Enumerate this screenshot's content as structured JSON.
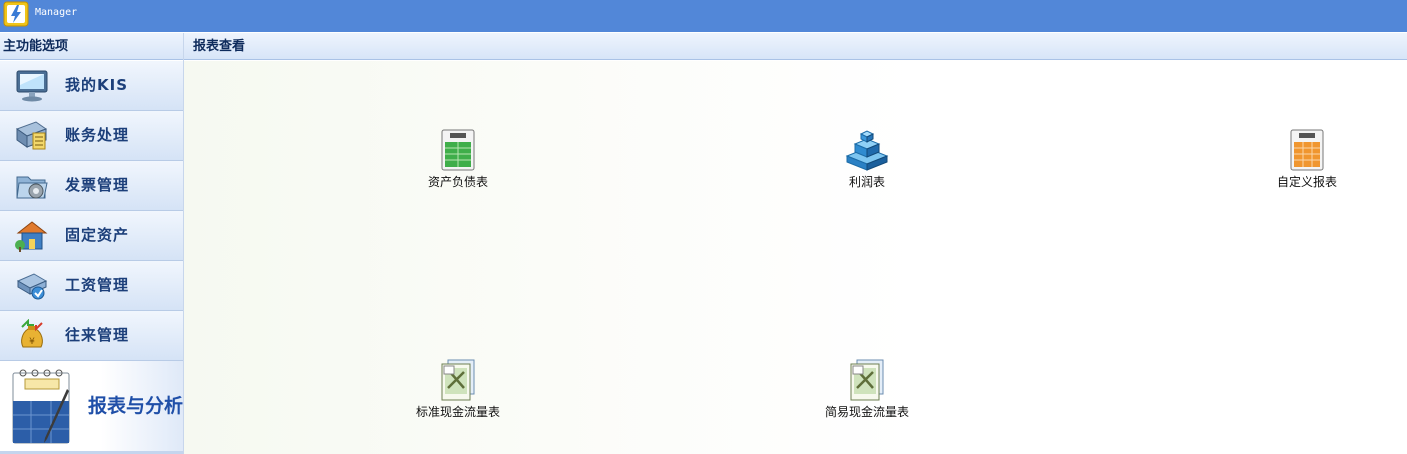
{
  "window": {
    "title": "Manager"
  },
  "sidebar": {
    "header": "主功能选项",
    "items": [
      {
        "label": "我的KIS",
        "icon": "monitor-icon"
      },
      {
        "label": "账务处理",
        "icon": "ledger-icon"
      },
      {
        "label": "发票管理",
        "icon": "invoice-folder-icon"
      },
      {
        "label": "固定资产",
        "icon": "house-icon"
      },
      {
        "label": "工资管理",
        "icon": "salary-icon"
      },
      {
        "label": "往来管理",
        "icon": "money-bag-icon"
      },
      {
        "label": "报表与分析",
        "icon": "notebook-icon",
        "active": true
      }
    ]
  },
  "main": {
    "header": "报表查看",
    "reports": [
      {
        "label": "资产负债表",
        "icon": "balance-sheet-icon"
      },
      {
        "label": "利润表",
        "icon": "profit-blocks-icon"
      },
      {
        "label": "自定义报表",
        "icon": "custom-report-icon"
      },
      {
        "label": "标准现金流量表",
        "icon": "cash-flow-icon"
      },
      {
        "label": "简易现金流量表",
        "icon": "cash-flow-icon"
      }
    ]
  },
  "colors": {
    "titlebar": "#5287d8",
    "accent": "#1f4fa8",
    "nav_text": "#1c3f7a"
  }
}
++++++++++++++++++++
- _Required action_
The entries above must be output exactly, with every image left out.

- _Solution for this task_
Enumerate this screenshot's content as structured JSON.
{
  "window": {
    "title": "Manager"
  },
  "sidebar": {
    "header": "主功能选项",
    "items": [
      {
        "label": "我的KIS",
        "icon": "monitor-icon"
      },
      {
        "label": "账务处理",
        "icon": "ledger-icon"
      },
      {
        "label": "发票管理",
        "icon": "invoice-folder-icon"
      },
      {
        "label": "固定资产",
        "icon": "house-icon"
      },
      {
        "label": "工资管理",
        "icon": "salary-icon"
      },
      {
        "label": "往来管理",
        "icon": "money-bag-icon"
      },
      {
        "label": "报表与分析",
        "icon": "notebook-icon",
        "active": true
      }
    ]
  },
  "main": {
    "header": "报表查看",
    "reports": [
      {
        "label": "资产负债表",
        "icon": "balance-sheet-icon"
      },
      {
        "label": "利润表",
        "icon": "profit-blocks-icon"
      },
      {
        "label": "自定义报表",
        "icon": "custom-report-icon"
      },
      {
        "label": "标准现金流量表",
        "icon": "cash-flow-icon"
      },
      {
        "label": "简易现金流量表",
        "icon": "cash-flow-icon"
      }
    ]
  },
  "colors": {
    "titlebar": "#5287d8",
    "accent": "#1f4fa8",
    "nav_text": "#1c3f7a"
  }
}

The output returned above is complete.